Required work → Needed from the entries below: every line that holds the word "more".

Recorded data:
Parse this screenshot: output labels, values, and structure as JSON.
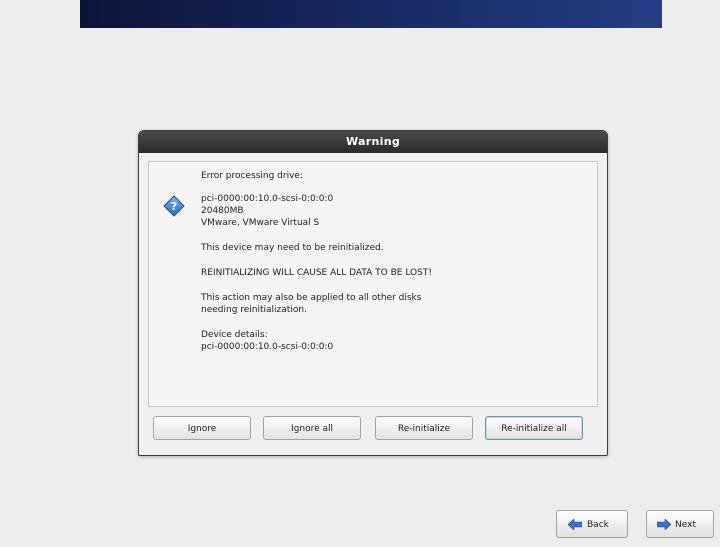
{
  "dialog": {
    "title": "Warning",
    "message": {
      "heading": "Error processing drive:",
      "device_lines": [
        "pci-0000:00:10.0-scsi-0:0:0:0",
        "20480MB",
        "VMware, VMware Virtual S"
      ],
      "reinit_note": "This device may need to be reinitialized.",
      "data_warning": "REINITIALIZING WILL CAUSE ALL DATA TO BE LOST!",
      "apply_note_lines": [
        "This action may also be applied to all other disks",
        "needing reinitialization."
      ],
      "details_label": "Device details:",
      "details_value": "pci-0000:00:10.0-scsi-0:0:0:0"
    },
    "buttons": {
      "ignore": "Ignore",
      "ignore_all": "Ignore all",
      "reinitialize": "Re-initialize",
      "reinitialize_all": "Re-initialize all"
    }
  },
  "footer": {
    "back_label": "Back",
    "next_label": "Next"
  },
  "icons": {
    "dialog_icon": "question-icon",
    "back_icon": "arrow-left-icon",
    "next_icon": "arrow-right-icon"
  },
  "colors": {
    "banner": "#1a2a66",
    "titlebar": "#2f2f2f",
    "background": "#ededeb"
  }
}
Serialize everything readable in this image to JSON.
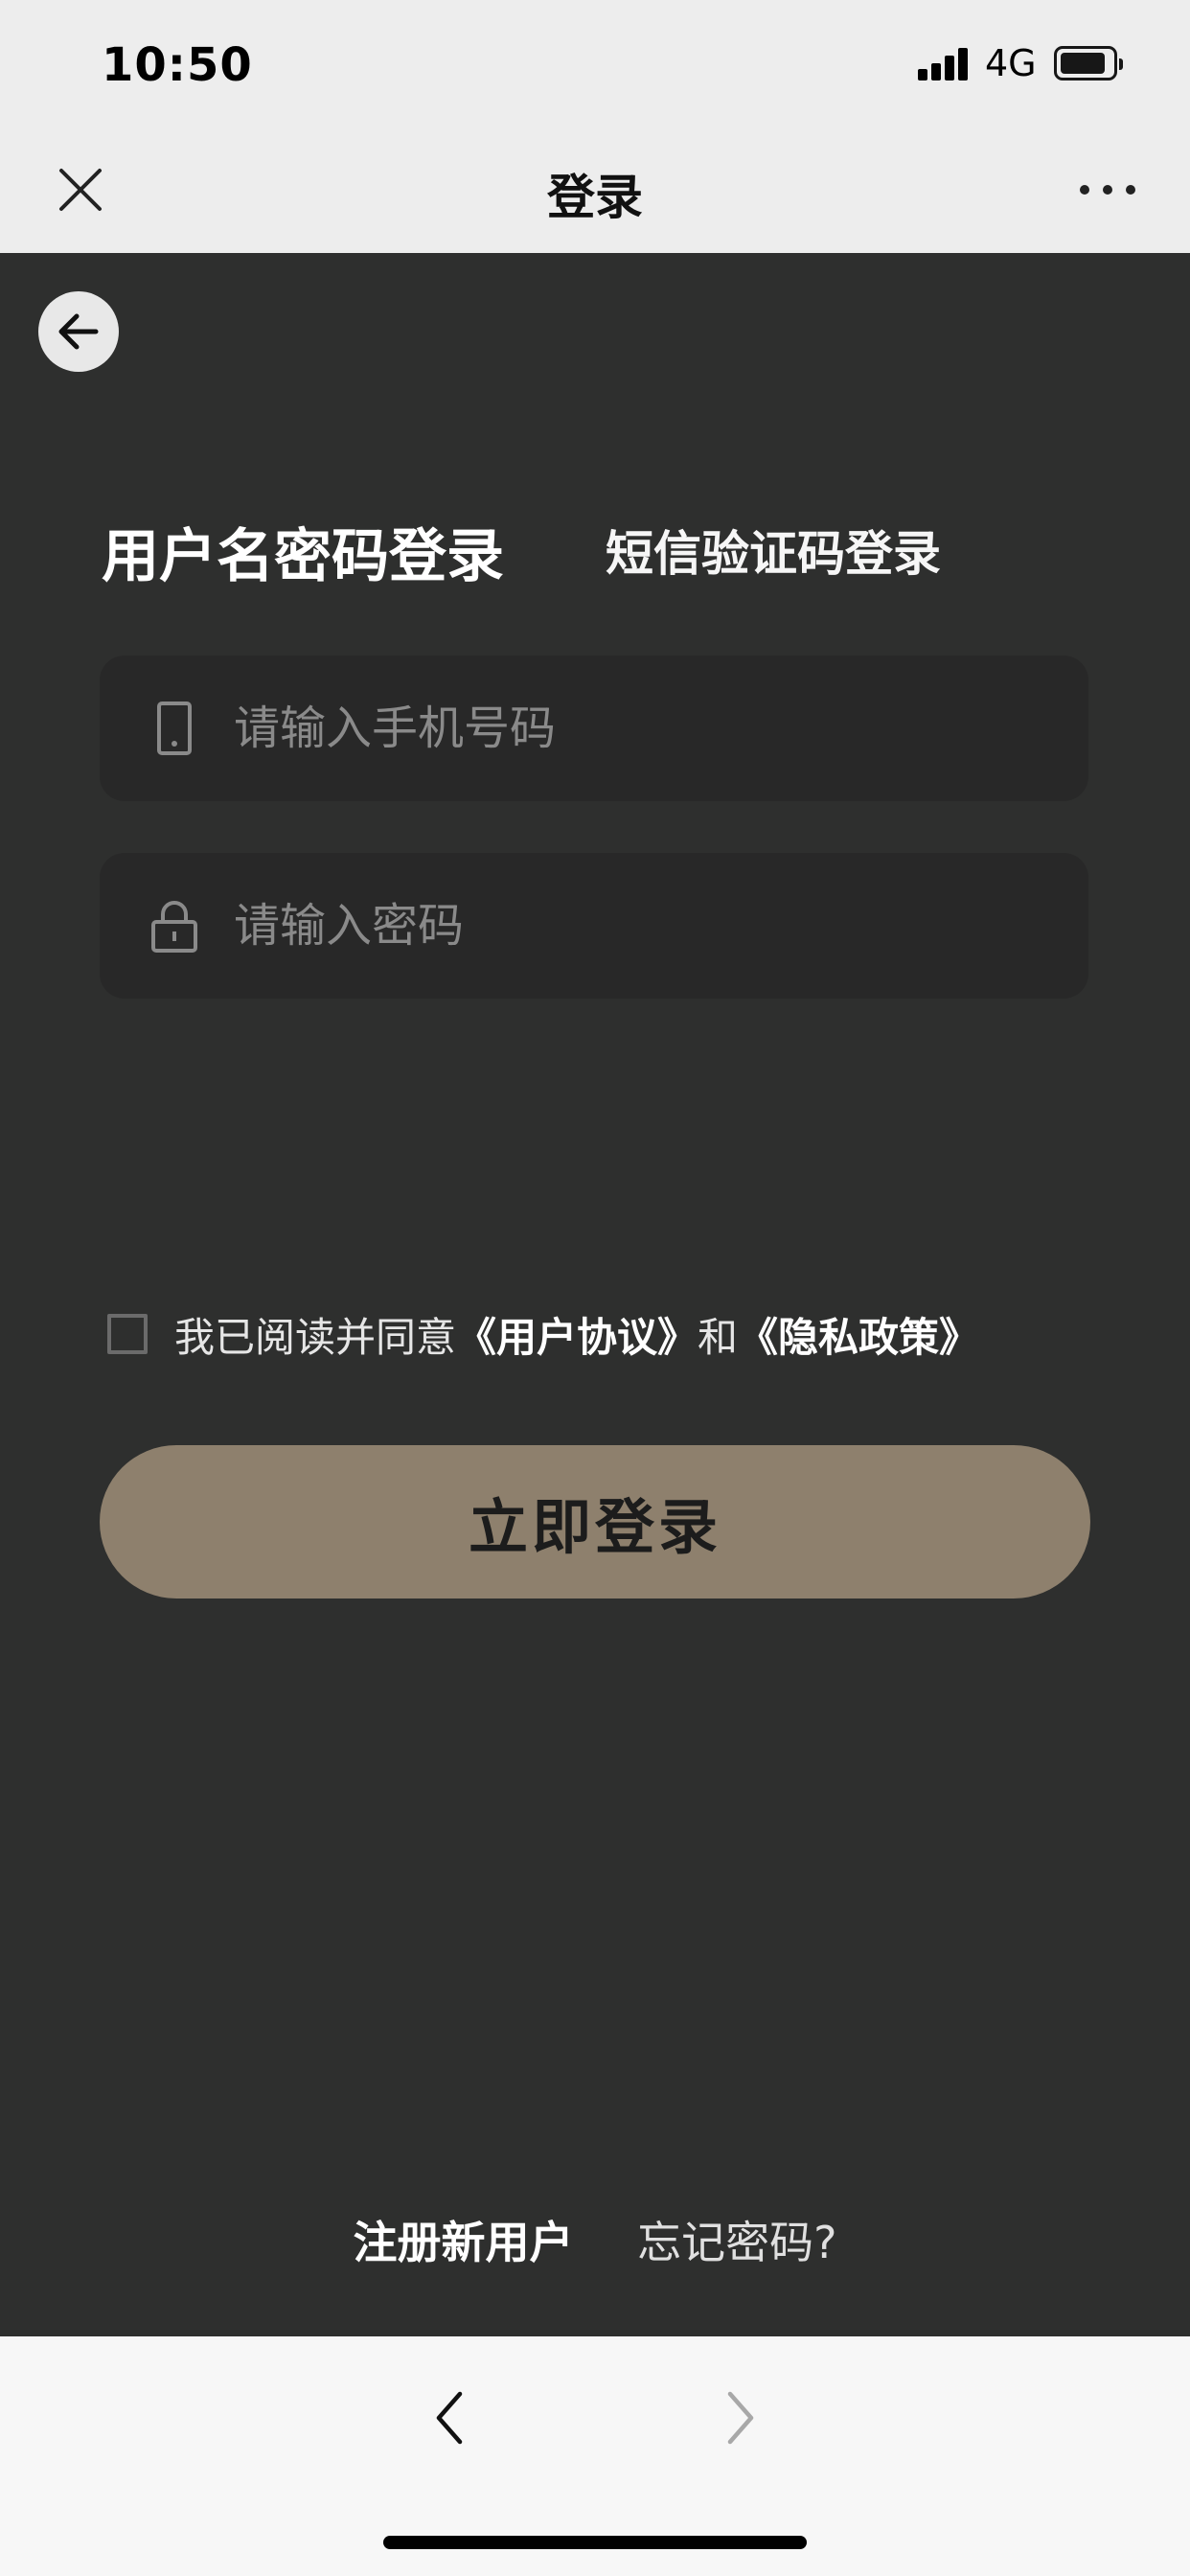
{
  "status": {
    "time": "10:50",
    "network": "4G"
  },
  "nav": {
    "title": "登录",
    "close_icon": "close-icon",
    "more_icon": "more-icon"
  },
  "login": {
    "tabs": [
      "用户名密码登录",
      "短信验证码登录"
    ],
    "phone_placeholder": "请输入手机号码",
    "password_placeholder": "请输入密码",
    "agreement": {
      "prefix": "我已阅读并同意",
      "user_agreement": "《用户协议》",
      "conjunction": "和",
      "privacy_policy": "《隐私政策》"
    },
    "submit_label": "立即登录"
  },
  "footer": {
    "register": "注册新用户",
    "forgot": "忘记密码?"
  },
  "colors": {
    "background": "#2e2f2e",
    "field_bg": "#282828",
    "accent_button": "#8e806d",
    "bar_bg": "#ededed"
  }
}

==

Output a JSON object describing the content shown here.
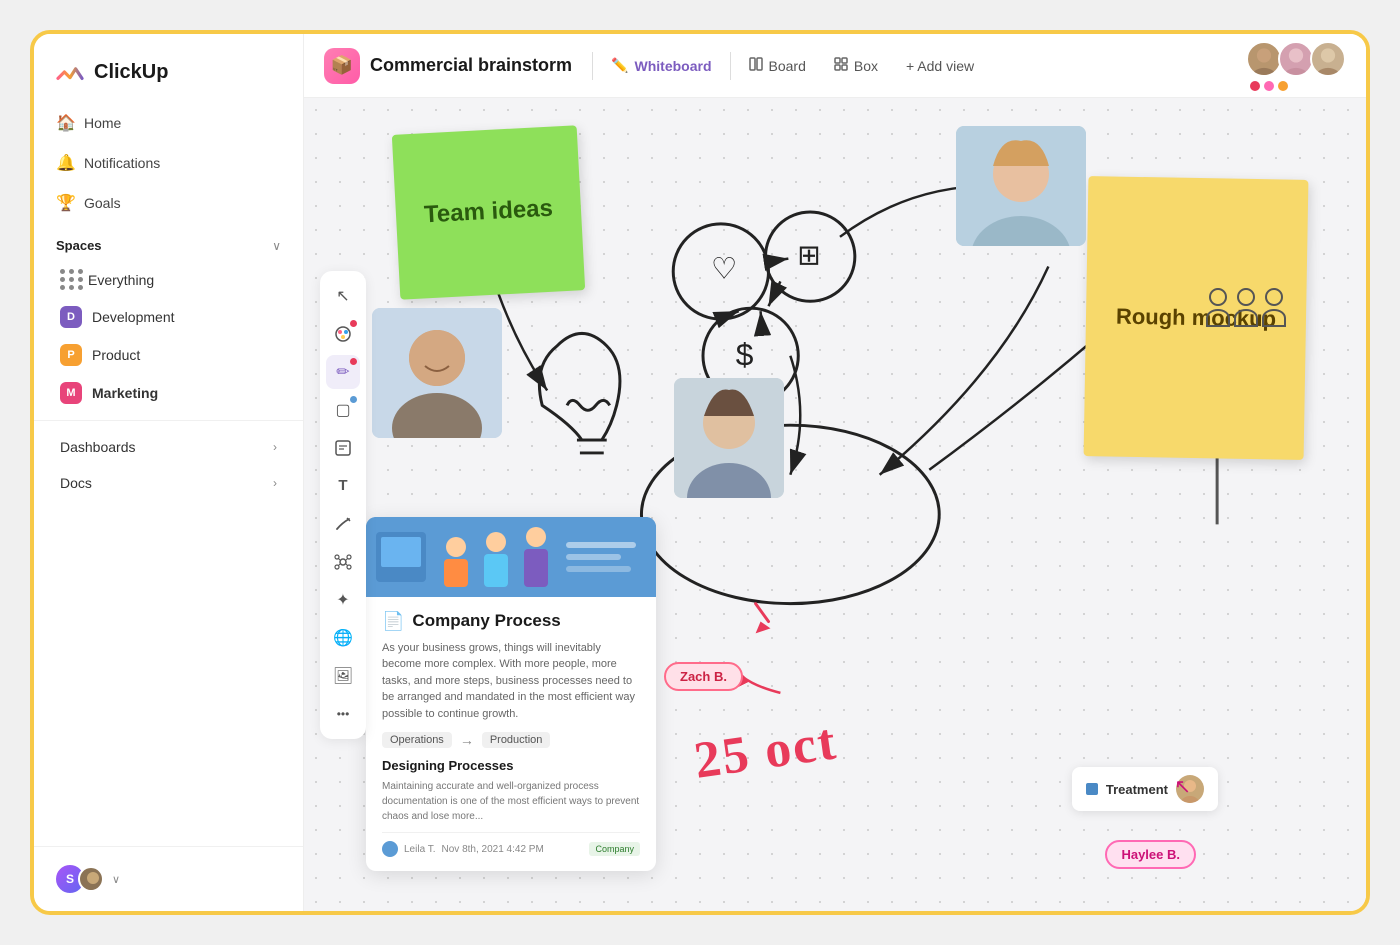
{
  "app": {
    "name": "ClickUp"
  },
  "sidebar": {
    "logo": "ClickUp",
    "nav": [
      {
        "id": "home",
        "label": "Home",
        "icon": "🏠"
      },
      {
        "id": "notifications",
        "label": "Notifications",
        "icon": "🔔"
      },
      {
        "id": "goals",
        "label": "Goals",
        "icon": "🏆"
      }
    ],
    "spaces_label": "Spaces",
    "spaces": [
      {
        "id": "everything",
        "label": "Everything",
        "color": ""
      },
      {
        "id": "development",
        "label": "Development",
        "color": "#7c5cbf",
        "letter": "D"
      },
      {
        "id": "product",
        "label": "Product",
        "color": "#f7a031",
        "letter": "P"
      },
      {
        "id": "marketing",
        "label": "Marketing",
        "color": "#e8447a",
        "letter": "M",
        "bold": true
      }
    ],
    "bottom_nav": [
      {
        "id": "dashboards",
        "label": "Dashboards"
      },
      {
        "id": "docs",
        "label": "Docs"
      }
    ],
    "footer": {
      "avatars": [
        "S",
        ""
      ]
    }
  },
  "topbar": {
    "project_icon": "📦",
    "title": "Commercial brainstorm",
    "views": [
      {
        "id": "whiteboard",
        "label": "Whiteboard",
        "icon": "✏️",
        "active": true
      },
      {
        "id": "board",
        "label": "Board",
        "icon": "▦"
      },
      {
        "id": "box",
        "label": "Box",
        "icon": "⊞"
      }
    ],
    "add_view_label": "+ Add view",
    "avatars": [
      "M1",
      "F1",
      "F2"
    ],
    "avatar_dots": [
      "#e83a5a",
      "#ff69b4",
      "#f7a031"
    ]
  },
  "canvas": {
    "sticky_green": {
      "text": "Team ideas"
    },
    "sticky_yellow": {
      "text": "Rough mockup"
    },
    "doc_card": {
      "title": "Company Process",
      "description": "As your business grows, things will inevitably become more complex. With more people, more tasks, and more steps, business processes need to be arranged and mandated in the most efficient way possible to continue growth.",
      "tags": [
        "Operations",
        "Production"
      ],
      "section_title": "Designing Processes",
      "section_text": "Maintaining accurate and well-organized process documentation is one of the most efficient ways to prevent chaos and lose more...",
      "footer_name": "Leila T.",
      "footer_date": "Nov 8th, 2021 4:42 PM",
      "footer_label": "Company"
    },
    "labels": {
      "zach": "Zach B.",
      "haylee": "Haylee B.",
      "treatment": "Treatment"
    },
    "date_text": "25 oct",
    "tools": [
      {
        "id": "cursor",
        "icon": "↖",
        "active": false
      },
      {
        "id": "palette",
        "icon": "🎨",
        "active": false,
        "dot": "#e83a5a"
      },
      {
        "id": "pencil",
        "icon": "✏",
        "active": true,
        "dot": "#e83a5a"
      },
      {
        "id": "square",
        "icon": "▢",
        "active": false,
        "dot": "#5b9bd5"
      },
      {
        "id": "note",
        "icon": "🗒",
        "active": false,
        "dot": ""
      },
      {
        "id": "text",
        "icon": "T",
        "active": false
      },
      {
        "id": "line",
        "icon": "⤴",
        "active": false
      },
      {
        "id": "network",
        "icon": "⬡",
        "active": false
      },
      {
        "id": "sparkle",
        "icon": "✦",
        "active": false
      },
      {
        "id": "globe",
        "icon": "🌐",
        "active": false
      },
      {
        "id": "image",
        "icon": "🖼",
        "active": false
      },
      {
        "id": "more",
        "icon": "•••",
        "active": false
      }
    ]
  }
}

Solution to this exercise →
    "more_icon": "more-icon"
      "description": "As your business grows, things will inevitably become more complex. With more people, more tasks, and more steps, business processes need to be arranged and mandated in the most efficient way possible to continue growth.",
      "section_text": "Maintaining accurate and well-organized process documentation is one of the most efficient ways to prevent chaos and lose more...",
        "id": "more",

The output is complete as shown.